▶ Work task
Go line by line through the data below and work out how many lines contain "this"; the answer is that number alone.

========================================

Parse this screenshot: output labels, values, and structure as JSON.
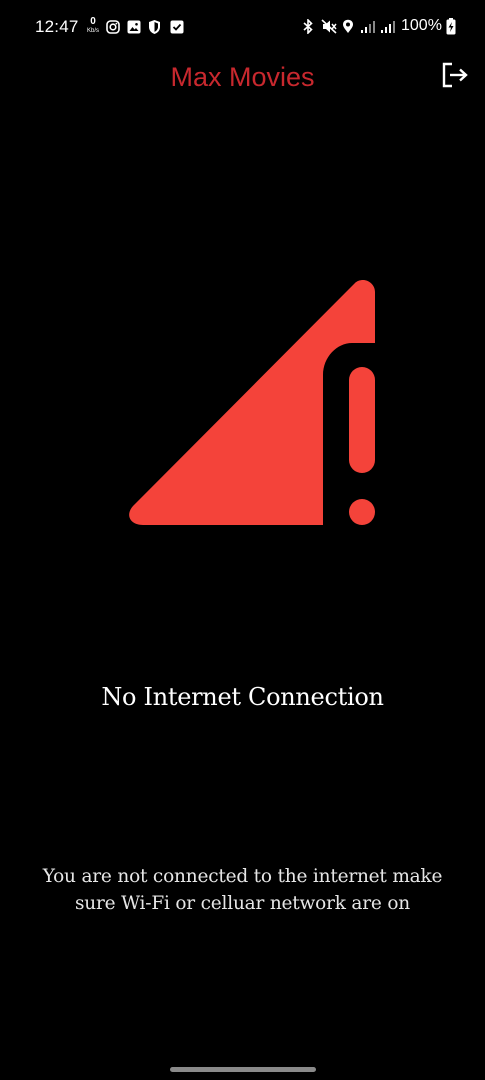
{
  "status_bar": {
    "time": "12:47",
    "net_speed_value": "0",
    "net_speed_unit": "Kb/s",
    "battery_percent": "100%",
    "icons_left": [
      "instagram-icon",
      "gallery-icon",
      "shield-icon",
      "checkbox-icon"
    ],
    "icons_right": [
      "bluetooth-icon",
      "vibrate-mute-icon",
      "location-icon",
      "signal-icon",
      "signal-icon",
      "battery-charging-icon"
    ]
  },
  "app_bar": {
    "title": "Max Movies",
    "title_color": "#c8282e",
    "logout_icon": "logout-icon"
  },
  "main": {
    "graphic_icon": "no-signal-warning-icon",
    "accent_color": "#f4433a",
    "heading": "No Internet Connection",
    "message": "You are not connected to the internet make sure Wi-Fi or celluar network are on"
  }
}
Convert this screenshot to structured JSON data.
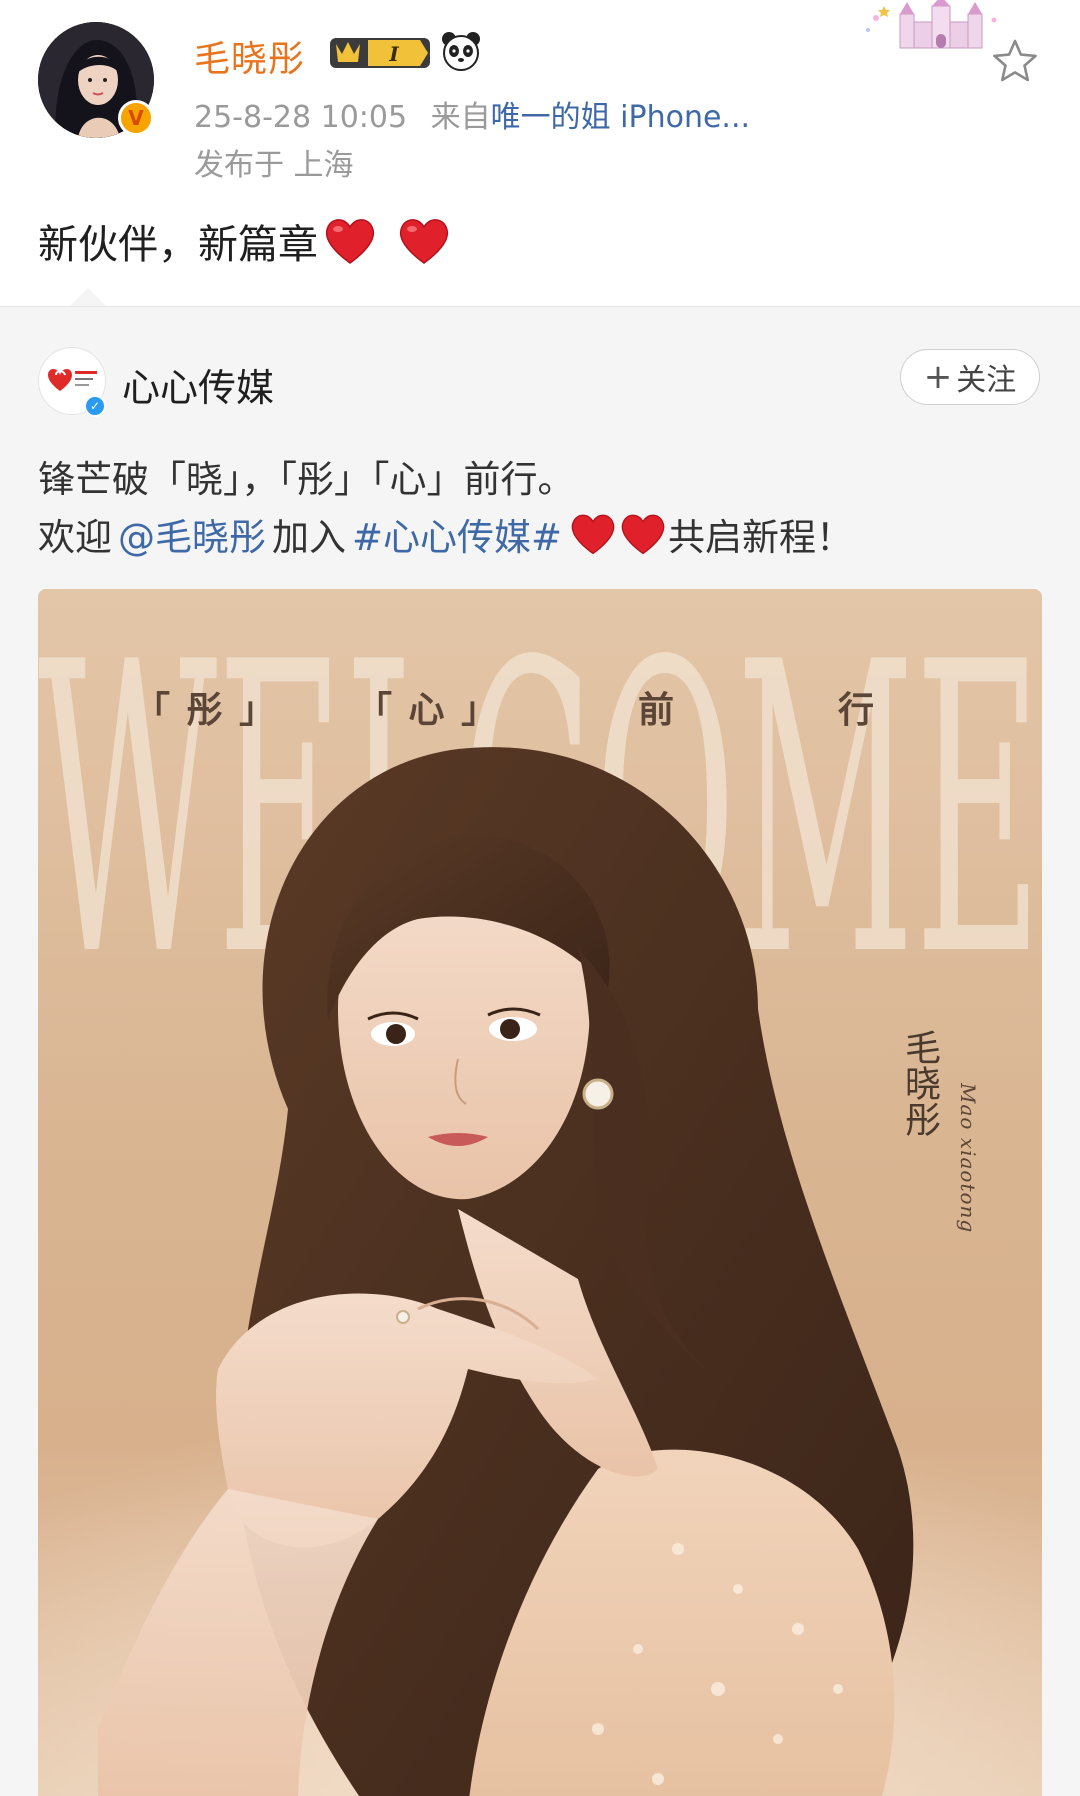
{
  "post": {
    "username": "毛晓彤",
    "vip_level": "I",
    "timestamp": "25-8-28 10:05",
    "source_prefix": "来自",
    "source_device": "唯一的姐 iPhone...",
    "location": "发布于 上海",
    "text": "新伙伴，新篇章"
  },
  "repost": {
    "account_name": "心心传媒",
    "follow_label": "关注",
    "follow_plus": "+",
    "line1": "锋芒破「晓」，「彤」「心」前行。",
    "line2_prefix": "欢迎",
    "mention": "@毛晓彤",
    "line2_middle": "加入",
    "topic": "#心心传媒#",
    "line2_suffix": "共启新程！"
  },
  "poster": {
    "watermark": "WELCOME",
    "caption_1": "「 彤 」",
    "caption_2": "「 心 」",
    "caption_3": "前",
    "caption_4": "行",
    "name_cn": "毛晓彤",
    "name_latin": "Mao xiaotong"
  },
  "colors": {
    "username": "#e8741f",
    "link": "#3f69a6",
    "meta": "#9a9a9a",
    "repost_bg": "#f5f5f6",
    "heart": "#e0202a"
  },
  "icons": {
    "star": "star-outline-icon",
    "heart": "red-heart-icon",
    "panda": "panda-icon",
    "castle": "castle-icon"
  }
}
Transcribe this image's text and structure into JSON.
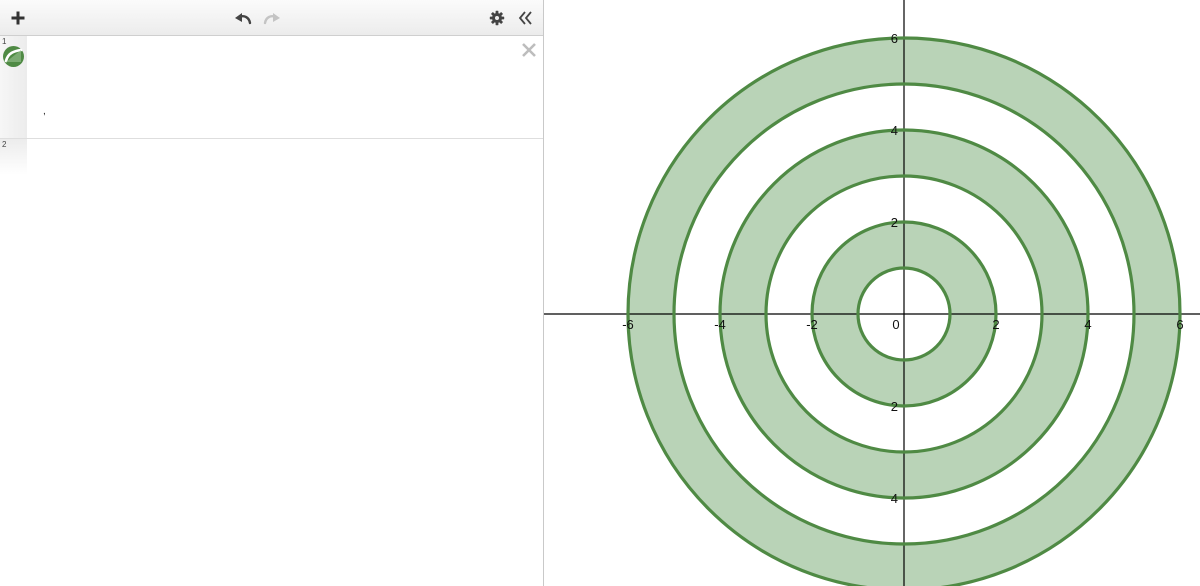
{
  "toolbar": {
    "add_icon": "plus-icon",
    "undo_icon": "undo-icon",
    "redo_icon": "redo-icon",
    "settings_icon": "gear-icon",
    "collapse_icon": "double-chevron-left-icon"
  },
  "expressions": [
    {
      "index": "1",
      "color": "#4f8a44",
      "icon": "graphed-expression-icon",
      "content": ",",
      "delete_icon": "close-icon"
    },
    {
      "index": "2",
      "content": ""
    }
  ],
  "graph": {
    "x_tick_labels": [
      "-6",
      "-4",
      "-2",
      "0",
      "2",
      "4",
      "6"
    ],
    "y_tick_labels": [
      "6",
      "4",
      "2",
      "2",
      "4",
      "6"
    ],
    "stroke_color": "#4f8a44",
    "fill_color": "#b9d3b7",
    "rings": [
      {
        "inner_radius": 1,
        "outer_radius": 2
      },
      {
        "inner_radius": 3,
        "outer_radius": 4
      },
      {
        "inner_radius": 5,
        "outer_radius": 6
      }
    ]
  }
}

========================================

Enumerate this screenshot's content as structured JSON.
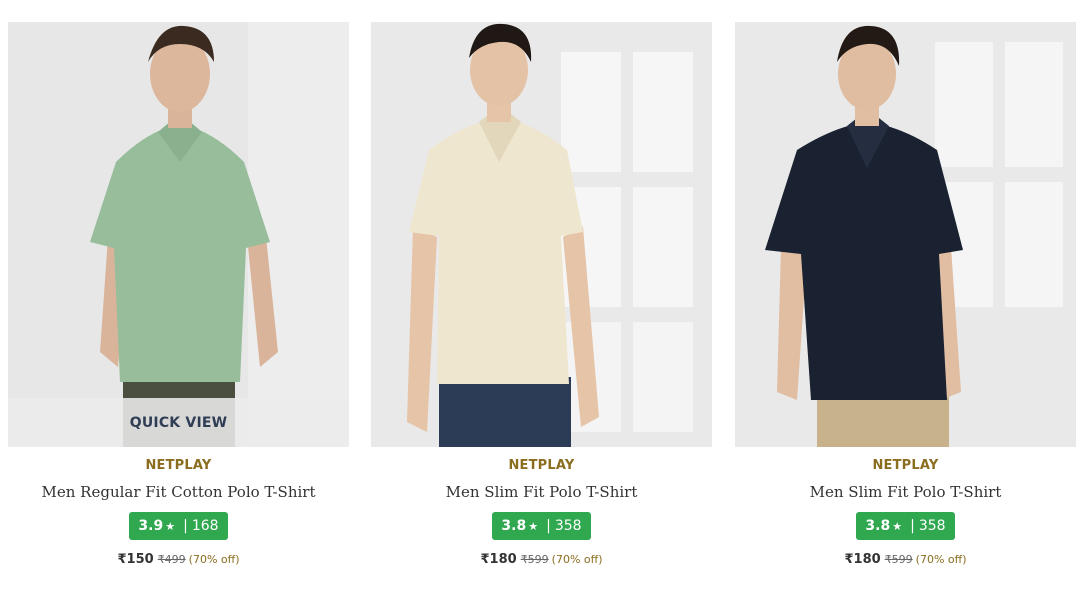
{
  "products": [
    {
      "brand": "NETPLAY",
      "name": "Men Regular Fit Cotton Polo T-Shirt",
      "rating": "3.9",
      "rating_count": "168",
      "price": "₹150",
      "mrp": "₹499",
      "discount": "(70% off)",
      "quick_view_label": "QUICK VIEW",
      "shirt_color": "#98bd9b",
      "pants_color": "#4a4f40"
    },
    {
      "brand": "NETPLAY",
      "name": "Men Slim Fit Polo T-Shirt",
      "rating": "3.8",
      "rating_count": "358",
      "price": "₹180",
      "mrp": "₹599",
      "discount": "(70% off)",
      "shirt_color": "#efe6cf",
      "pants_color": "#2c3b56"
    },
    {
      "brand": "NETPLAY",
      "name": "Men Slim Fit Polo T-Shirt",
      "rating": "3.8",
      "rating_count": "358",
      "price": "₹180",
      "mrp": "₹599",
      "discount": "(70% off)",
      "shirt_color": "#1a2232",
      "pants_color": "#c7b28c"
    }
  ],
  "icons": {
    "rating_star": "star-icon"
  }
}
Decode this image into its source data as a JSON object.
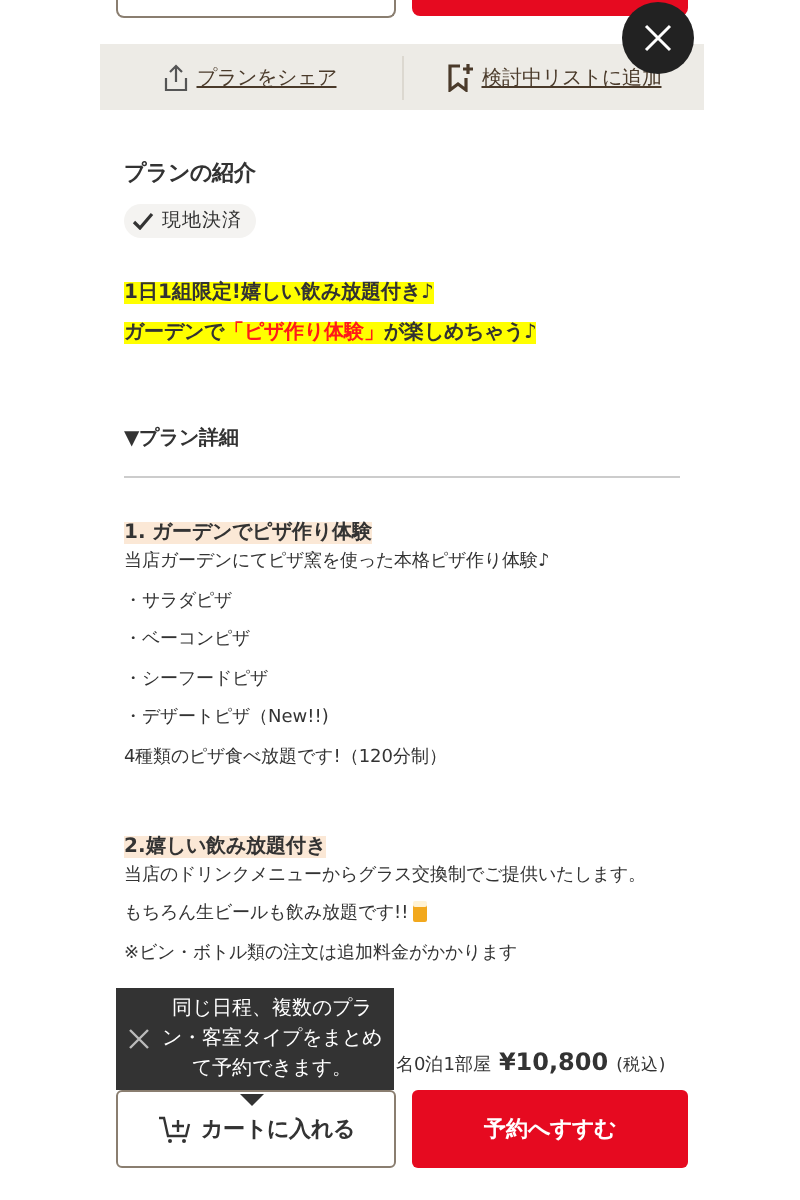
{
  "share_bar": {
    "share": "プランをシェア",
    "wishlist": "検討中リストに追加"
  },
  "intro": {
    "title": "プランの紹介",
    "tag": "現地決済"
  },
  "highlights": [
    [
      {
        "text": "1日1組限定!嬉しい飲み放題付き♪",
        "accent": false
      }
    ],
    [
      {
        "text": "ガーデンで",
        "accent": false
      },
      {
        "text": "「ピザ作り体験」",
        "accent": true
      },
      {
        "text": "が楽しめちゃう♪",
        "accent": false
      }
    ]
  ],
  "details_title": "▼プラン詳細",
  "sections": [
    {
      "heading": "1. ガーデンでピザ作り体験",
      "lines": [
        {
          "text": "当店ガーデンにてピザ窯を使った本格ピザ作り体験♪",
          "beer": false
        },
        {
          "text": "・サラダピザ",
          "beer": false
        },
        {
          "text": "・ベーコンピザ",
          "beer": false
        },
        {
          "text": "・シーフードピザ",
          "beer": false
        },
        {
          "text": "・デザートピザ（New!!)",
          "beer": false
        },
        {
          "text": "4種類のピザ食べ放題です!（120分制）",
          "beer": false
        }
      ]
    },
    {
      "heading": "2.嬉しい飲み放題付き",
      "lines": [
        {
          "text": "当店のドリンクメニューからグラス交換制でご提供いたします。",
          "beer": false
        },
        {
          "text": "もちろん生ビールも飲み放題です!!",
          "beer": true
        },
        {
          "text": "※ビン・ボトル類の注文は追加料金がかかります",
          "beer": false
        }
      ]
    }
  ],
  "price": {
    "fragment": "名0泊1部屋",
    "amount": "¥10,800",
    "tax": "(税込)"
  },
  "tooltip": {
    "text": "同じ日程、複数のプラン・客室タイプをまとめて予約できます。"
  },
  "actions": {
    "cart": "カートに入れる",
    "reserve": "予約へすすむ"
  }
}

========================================

▶ Written answer
5